Michigan State gave up the third fewest yard through the air of any team in the Big Ten last season, but only Indiana allowed more passing touchdowns (23) than the Spartans 22. Michigan State's coverage units certainly could have benefited from a better pass rush, and this year will be no different in that regard. This season, however, the Spartans have to replace four of their top five defensive backs. The unit has talent, but there is a dearth of experience.
The long returning starter in the secondary is 195-pound junior free safety Jason Harmon, who boasts nine career starts and 2002 numbers that included 64 tackles and three interceptions. Joining Harmon is 196-pound sophomore Eric Smith, who should be solid at strong safety.
Smith prefers to leave his corners in man coverage, allowing him to be more aggressive up front. Thus, plenty of attention will be drawn toward new starters Ashton Watson and Roderick Maples. Both are athletic, especially Watson, a 6-0, 177-pound player who can fly. According to Smith, Maples had the best spring he has ever witnessed from a corner.
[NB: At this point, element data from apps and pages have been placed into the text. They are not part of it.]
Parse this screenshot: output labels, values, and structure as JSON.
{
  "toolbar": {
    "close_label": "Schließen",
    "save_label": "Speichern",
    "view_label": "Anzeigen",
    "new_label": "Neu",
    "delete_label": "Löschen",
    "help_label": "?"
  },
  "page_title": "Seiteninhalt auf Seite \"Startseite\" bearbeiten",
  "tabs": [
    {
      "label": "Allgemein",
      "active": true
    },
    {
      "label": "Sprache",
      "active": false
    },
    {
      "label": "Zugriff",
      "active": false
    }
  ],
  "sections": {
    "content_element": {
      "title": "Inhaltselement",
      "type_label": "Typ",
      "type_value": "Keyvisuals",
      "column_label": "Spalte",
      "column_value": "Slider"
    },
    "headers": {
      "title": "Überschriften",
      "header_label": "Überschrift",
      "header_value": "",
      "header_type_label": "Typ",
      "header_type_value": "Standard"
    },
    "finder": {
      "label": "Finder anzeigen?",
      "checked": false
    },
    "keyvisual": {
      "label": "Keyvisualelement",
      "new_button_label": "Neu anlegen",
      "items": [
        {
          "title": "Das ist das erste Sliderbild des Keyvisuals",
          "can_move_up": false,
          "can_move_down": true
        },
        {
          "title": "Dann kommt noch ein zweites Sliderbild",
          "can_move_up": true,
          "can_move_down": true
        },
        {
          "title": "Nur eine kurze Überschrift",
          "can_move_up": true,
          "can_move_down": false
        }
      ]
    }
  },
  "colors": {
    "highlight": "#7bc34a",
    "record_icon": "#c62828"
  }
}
So perhaps there is hope for Michigan State's aggressive scheme.
If nothing else, Michigan State's defense will be more exciting than last season's version. The team may still give up plenty of yards, perhaps in a more balanced fashion this season, but the Spartans will likely make more big plays once Smith's defense is implemented. With a talented group of linebackers, an aggressive, attacking scheme would appear the best medicine for an ailing unit. Still, do not expect Michigan State to stop too many teams in their tracks.